# REQUIRED WORK
Only lines that contain the string "title" should be returned from the material below.

# PROVIDED RECORDS
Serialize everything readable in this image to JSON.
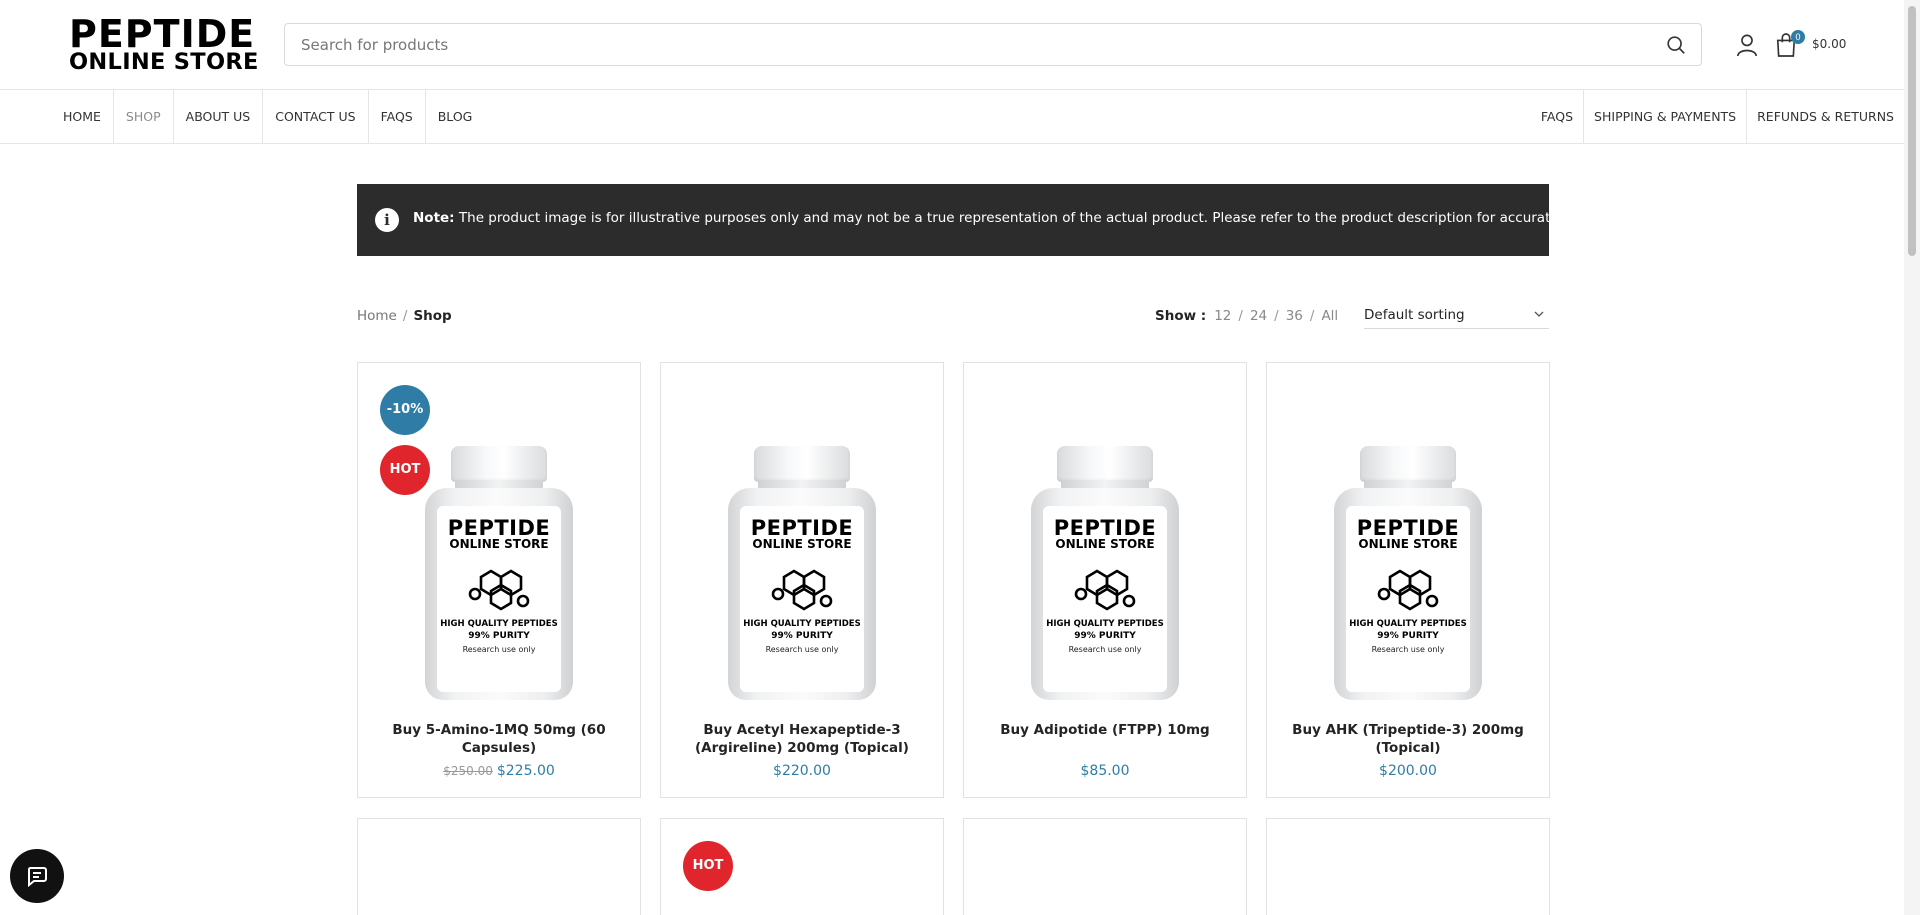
{
  "header": {
    "logo_line1": "PEPTIDE",
    "logo_line2": "ONLINE STORE",
    "search_placeholder": "Search for products",
    "cart_count": "0",
    "cart_total": "$0.00"
  },
  "nav": {
    "left": [
      "HOME",
      "SHOP",
      "ABOUT US",
      "CONTACT US",
      "FAQS",
      "BLOG"
    ],
    "right": [
      "FAQS",
      "SHIPPING & PAYMENTS",
      "REFUNDS & RETURNS"
    ],
    "active": "SHOP"
  },
  "note": {
    "label": "Note:",
    "text": "The product image is for illustrative purposes only and may not be a true representation of the actual product. Please refer to the product description for accurate details."
  },
  "breadcrumb": {
    "home": "Home",
    "sep": "/",
    "current": "Shop"
  },
  "show": {
    "label": "Show :",
    "options": [
      "12",
      "24",
      "36",
      "All"
    ],
    "sep": "/"
  },
  "sort": {
    "value": "Default sorting"
  },
  "bottle_label": {
    "brand1": "PEPTIDE",
    "brand2": "ONLINE STORE",
    "line1": "HIGH QUALITY PEPTIDES",
    "line2": "99% PURITY",
    "line3": "Research use only"
  },
  "products": [
    {
      "title": "Buy 5-Amino-1MQ 50mg (60 Capsules)",
      "old_price": "$250.00",
      "price": "$225.00",
      "badges": [
        "-10%",
        "HOT"
      ]
    },
    {
      "title": "Buy Acetyl Hexapeptide-3 (Argireline) 200mg (Topical)",
      "old_price": "",
      "price": "$220.00",
      "badges": []
    },
    {
      "title": "Buy Adipotide (FTPP) 10mg",
      "old_price": "",
      "price": "$85.00",
      "badges": []
    },
    {
      "title": "Buy AHK (Tripeptide-3) 200mg (Topical)",
      "old_price": "",
      "price": "$200.00",
      "badges": []
    }
  ],
  "row2_badges": [
    "",
    "HOT",
    "",
    ""
  ],
  "colors": {
    "accent": "#2f7da7",
    "hot": "#e0262c",
    "note_bg": "#2c2c2c"
  }
}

# SOLVED PROBLEM
      "title": "Buy 5-Amino-1MQ 50mg (60 Capsules)",
      "title": "Buy Acetyl Hexapeptide-3 (Argireline) 200mg (Topical)",
      "title": "Buy Adipotide (FTPP) 10mg",
      "title": "Buy AHK (Tripeptide-3) 200mg (Topical)",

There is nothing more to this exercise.